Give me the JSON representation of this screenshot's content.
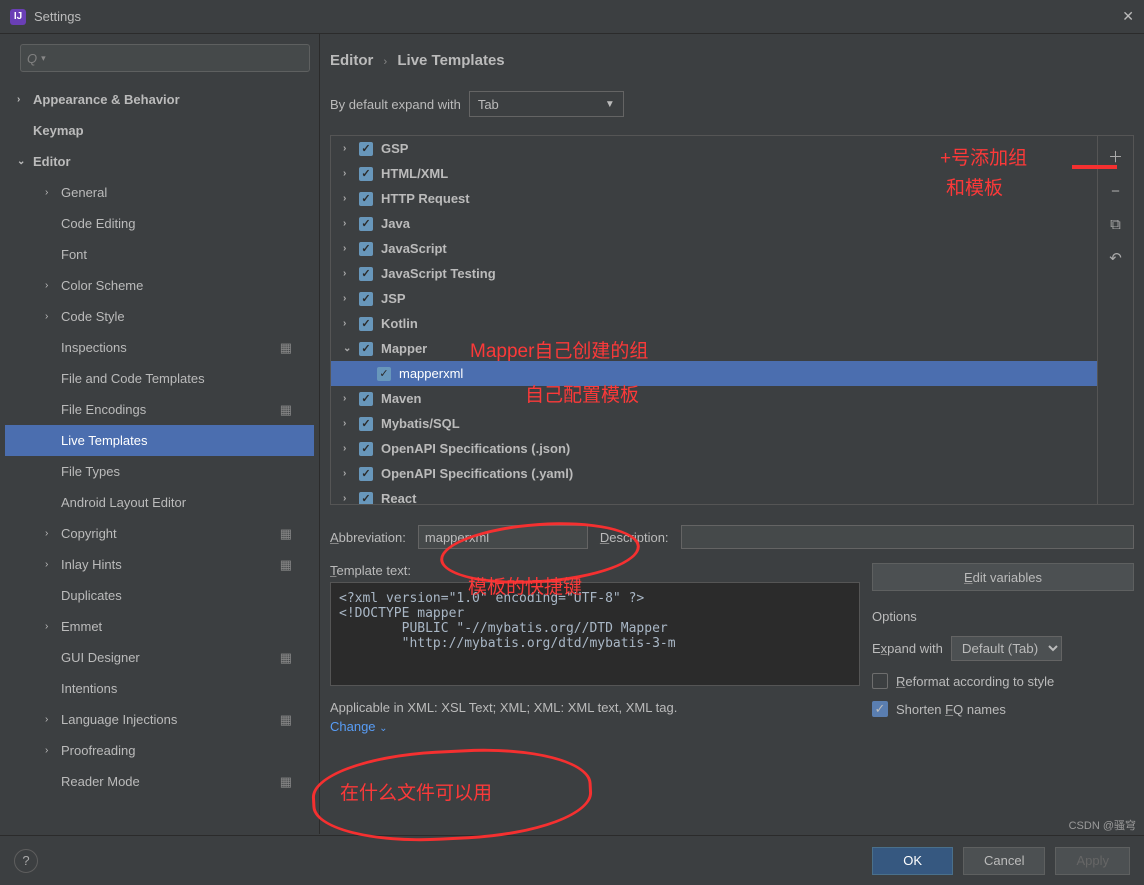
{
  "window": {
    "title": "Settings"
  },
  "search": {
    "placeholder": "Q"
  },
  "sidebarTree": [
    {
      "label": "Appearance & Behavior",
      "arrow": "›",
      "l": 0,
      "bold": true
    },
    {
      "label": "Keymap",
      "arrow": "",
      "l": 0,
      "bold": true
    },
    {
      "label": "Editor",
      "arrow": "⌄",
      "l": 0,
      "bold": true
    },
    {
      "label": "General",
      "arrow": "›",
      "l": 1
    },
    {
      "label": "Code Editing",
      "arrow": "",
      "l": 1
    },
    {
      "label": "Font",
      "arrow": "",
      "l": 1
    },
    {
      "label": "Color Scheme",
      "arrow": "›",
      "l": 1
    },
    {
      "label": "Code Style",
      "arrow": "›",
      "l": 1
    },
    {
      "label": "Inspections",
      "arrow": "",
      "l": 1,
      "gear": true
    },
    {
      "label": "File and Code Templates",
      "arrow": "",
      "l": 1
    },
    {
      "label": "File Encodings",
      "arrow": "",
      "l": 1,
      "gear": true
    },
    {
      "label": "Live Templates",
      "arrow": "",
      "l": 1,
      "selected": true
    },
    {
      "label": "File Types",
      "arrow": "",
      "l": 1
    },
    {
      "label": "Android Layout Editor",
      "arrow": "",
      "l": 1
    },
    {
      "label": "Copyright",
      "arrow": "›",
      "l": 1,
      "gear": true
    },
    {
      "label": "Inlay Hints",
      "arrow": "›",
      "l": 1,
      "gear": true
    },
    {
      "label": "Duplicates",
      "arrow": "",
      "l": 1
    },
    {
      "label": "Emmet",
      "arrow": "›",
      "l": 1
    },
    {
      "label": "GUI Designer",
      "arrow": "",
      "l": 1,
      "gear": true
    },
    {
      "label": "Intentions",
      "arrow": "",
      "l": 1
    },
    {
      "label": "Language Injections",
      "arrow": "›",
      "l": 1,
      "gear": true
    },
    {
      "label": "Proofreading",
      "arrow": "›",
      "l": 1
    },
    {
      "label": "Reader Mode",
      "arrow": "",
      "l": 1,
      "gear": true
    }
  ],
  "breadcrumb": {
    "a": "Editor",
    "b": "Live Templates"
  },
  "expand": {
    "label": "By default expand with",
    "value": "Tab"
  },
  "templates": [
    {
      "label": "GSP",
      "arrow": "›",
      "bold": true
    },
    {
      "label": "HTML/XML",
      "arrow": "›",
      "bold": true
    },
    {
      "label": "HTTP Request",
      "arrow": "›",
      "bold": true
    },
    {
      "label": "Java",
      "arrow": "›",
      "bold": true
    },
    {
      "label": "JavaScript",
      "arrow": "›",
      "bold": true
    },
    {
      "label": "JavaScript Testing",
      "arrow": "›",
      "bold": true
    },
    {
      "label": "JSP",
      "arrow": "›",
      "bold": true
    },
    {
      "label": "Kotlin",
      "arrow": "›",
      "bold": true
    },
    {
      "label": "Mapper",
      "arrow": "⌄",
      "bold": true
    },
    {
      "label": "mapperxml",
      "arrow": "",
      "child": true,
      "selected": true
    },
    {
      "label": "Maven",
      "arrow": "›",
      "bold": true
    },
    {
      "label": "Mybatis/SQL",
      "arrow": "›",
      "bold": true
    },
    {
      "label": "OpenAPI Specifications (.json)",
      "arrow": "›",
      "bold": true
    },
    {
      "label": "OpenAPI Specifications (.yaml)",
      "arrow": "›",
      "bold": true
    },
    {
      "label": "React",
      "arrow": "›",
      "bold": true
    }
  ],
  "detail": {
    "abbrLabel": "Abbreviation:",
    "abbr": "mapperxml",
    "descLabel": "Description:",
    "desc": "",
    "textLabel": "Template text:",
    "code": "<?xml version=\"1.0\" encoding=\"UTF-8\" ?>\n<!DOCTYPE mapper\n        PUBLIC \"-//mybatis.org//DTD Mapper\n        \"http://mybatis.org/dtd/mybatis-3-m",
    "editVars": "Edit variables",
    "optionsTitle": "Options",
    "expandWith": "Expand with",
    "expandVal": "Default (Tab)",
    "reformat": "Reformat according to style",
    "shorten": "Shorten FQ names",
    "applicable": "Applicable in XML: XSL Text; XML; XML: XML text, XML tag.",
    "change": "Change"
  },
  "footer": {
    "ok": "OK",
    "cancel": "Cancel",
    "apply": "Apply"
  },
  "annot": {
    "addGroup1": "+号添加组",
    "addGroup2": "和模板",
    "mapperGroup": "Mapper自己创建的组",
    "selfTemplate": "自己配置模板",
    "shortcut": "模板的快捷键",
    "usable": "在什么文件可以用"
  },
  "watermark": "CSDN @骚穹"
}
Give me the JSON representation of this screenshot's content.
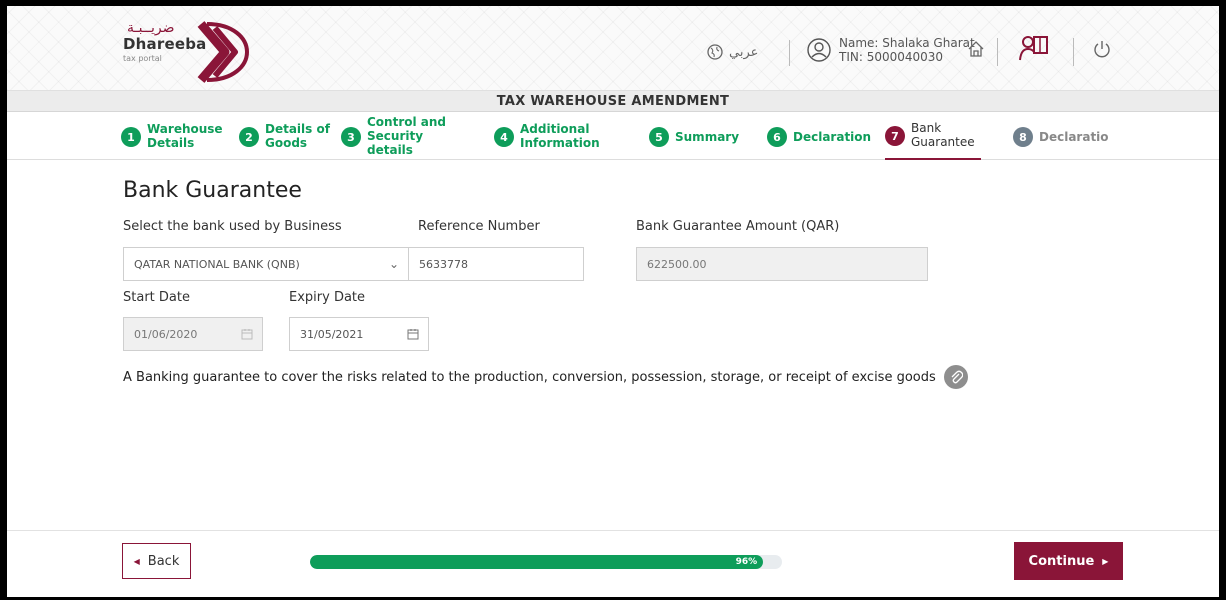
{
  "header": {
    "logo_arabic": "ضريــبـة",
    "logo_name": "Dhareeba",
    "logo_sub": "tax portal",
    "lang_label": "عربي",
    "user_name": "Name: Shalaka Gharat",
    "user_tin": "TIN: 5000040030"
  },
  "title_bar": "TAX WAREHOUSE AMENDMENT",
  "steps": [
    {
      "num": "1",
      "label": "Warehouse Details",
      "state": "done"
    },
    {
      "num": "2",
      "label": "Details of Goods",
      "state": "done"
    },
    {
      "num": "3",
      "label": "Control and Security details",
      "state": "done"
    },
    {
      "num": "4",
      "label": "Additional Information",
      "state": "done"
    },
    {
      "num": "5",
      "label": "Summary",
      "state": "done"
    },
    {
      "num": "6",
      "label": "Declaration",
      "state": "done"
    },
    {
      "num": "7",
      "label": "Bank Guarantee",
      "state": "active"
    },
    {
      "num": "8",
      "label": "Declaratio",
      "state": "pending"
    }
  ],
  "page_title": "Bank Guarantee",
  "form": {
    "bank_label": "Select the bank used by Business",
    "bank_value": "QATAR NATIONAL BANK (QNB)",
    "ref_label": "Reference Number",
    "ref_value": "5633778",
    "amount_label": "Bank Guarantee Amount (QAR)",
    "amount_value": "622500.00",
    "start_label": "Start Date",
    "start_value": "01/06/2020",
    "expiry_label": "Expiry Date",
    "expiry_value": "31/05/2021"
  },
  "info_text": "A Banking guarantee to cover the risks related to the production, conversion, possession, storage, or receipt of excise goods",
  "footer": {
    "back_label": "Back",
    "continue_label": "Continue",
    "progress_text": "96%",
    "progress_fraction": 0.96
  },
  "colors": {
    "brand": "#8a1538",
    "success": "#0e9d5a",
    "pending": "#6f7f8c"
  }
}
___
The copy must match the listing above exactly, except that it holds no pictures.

#### [RESPONSE]
Give me the JSON representation of this screenshot's content.
{
  "window": {
    "title": "Settings"
  },
  "search": {
    "placeholder": "Q"
  },
  "sidebarTree": [
    {
      "label": "Appearance & Behavior",
      "arrow": "›",
      "l": 0,
      "bold": true
    },
    {
      "label": "Keymap",
      "arrow": "",
      "l": 0,
      "bold": true
    },
    {
      "label": "Editor",
      "arrow": "⌄",
      "l": 0,
      "bold": true
    },
    {
      "label": "General",
      "arrow": "›",
      "l": 1
    },
    {
      "label": "Code Editing",
      "arrow": "",
      "l": 1
    },
    {
      "label": "Font",
      "arrow": "",
      "l": 1
    },
    {
      "label": "Color Scheme",
      "arrow": "›",
      "l": 1
    },
    {
      "label": "Code Style",
      "arrow": "›",
      "l": 1
    },
    {
      "label": "Inspections",
      "arrow": "",
      "l": 1,
      "gear": true
    },
    {
      "label": "File and Code Templates",
      "arrow": "",
      "l": 1
    },
    {
      "label": "File Encodings",
      "arrow": "",
      "l": 1,
      "gear": true
    },
    {
      "label": "Live Templates",
      "arrow": "",
      "l": 1,
      "selected": true
    },
    {
      "label": "File Types",
      "arrow": "",
      "l": 1
    },
    {
      "label": "Android Layout Editor",
      "arrow": "",
      "l": 1
    },
    {
      "label": "Copyright",
      "arrow": "›",
      "l": 1,
      "gear": true
    },
    {
      "label": "Inlay Hints",
      "arrow": "›",
      "l": 1,
      "gear": true
    },
    {
      "label": "Duplicates",
      "arrow": "",
      "l": 1
    },
    {
      "label": "Emmet",
      "arrow": "›",
      "l": 1
    },
    {
      "label": "GUI Designer",
      "arrow": "",
      "l": 1,
      "gear": true
    },
    {
      "label": "Intentions",
      "arrow": "",
      "l": 1
    },
    {
      "label": "Language Injections",
      "arrow": "›",
      "l": 1,
      "gear": true
    },
    {
      "label": "Proofreading",
      "arrow": "›",
      "l": 1
    },
    {
      "label": "Reader Mode",
      "arrow": "",
      "l": 1,
      "gear": true
    }
  ],
  "breadcrumb": {
    "a": "Editor",
    "b": "Live Templates"
  },
  "expand": {
    "label": "By default expand with",
    "value": "Tab"
  },
  "templates": [
    {
      "label": "GSP",
      "arrow": "›",
      "bold": true
    },
    {
      "label": "HTML/XML",
      "arrow": "›",
      "bold": true
    },
    {
      "label": "HTTP Request",
      "arrow": "›",
      "bold": true
    },
    {
      "label": "Java",
      "arrow": "›",
      "bold": true
    },
    {
      "label": "JavaScript",
      "arrow": "›",
      "bold": true
    },
    {
      "label": "JavaScript Testing",
      "arrow": "›",
      "bold": true
    },
    {
      "label": "JSP",
      "arrow": "›",
      "bold": true
    },
    {
      "label": "Kotlin",
      "arrow": "›",
      "bold": true
    },
    {
      "label": "Mapper",
      "arrow": "⌄",
      "bold": true
    },
    {
      "label": "mapperxml",
      "arrow": "",
      "child": true,
      "selected": true
    },
    {
      "label": "Maven",
      "arrow": "›",
      "bold": true
    },
    {
      "label": "Mybatis/SQL",
      "arrow": "›",
      "bold": true
    },
    {
      "label": "OpenAPI Specifications (.json)",
      "arrow": "›",
      "bold": true
    },
    {
      "label": "OpenAPI Specifications (.yaml)",
      "arrow": "›",
      "bold": true
    },
    {
      "label": "React",
      "arrow": "›",
      "bold": true
    }
  ],
  "detail": {
    "abbrLabel": "Abbreviation:",
    "abbr": "mapperxml",
    "descLabel": "Description:",
    "desc": "",
    "textLabel": "Template text:",
    "code": "<?xml version=\"1.0\" encoding=\"UTF-8\" ?>\n<!DOCTYPE mapper\n        PUBLIC \"-//mybatis.org//DTD Mapper\n        \"http://mybatis.org/dtd/mybatis-3-m",
    "editVars": "Edit variables",
    "optionsTitle": "Options",
    "expandWith": "Expand with",
    "expandVal": "Default (Tab)",
    "reformat": "Reformat according to style",
    "shorten": "Shorten FQ names",
    "applicable": "Applicable in XML: XSL Text; XML; XML: XML text, XML tag.",
    "change": "Change"
  },
  "footer": {
    "ok": "OK",
    "cancel": "Cancel",
    "apply": "Apply"
  },
  "annot": {
    "addGroup1": "+号添加组",
    "addGroup2": "和模板",
    "mapperGroup": "Mapper自己创建的组",
    "selfTemplate": "自己配置模板",
    "shortcut": "模板的快捷键",
    "usable": "在什么文件可以用"
  },
  "watermark": "CSDN @骚穹"
}
Give me the JSON representation of this screenshot's content.
{
  "header": {
    "logo_arabic": "ضريــبـة",
    "logo_name": "Dhareeba",
    "logo_sub": "tax portal",
    "lang_label": "عربي",
    "user_name": "Name: Shalaka Gharat",
    "user_tin": "TIN: 5000040030"
  },
  "title_bar": "TAX WAREHOUSE AMENDMENT",
  "steps": [
    {
      "num": "1",
      "label": "Warehouse Details",
      "state": "done"
    },
    {
      "num": "2",
      "label": "Details of Goods",
      "state": "done"
    },
    {
      "num": "3",
      "label": "Control and Security details",
      "state": "done"
    },
    {
      "num": "4",
      "label": "Additional Information",
      "state": "done"
    },
    {
      "num": "5",
      "label": "Summary",
      "state": "done"
    },
    {
      "num": "6",
      "label": "Declaration",
      "state": "done"
    },
    {
      "num": "7",
      "label": "Bank Guarantee",
      "state": "active"
    },
    {
      "num": "8",
      "label": "Declaratio",
      "state": "pending"
    }
  ],
  "page_title": "Bank Guarantee",
  "form": {
    "bank_label": "Select the bank used by Business",
    "bank_value": "QATAR NATIONAL BANK (QNB)",
    "ref_label": "Reference Number",
    "ref_value": "5633778",
    "amount_label": "Bank Guarantee Amount (QAR)",
    "amount_value": "622500.00",
    "start_label": "Start Date",
    "start_value": "01/06/2020",
    "expiry_label": "Expiry Date",
    "expiry_value": "31/05/2021"
  },
  "info_text": "A Banking guarantee to cover the risks related to the production, conversion, possession, storage, or receipt of excise goods",
  "footer": {
    "back_label": "Back",
    "continue_label": "Continue",
    "progress_text": "96%",
    "progress_fraction": 0.96
  },
  "colors": {
    "brand": "#8a1538",
    "success": "#0e9d5a",
    "pending": "#6f7f8c"
  }
}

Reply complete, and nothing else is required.